_Work to complete:_ Please check every line of the listing for "title" and copy each line where it is found.

[Start of Attachment]

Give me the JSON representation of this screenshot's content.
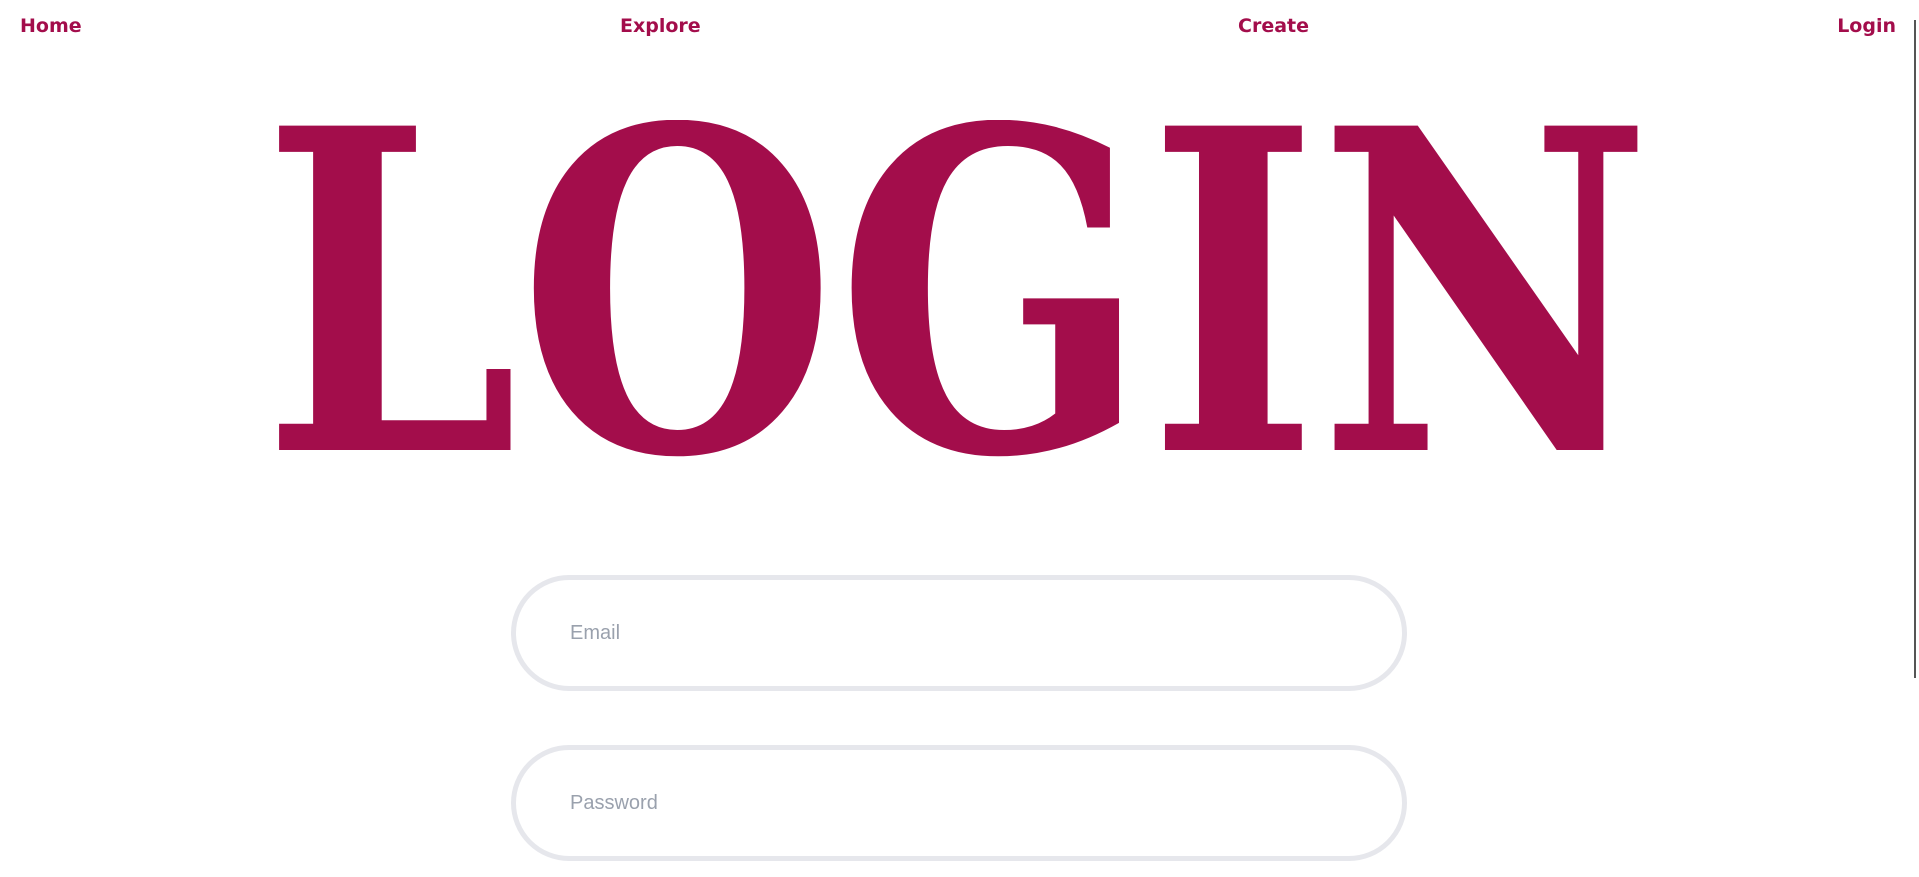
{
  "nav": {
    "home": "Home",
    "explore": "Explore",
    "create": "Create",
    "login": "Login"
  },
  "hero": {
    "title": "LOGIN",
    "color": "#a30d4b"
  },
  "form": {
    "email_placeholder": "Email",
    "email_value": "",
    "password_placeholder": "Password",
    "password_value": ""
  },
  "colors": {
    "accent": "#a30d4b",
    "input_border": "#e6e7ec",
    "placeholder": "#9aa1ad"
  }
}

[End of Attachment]
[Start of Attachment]

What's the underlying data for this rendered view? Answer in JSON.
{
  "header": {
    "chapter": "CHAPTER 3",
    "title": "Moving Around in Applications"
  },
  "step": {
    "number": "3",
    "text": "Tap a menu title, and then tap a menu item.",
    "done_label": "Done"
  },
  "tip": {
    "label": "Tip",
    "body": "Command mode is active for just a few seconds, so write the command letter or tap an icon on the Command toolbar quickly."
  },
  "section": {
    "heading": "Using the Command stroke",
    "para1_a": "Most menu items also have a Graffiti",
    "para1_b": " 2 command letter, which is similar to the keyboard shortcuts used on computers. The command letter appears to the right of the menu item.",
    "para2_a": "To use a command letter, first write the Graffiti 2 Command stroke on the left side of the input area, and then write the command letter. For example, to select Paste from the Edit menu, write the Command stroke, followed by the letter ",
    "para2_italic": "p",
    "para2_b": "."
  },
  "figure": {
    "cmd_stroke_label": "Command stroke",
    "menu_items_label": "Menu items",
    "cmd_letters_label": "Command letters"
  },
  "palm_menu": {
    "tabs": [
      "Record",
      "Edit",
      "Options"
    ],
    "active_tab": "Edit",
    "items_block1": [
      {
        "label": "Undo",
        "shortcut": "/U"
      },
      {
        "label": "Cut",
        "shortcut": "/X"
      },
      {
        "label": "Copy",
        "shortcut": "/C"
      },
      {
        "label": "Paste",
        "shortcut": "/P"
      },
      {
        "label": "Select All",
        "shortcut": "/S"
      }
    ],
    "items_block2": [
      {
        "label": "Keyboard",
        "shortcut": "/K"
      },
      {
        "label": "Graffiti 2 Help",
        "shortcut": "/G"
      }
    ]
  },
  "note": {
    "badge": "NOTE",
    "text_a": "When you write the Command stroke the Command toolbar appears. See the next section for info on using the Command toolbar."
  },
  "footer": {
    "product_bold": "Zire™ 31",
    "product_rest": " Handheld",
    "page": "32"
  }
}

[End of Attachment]

_Worked solution:_
    "title": "LOGIN",
    "title": "Moving Around in Applications"
    "text": "Tap a menu title, and then tap a menu item.",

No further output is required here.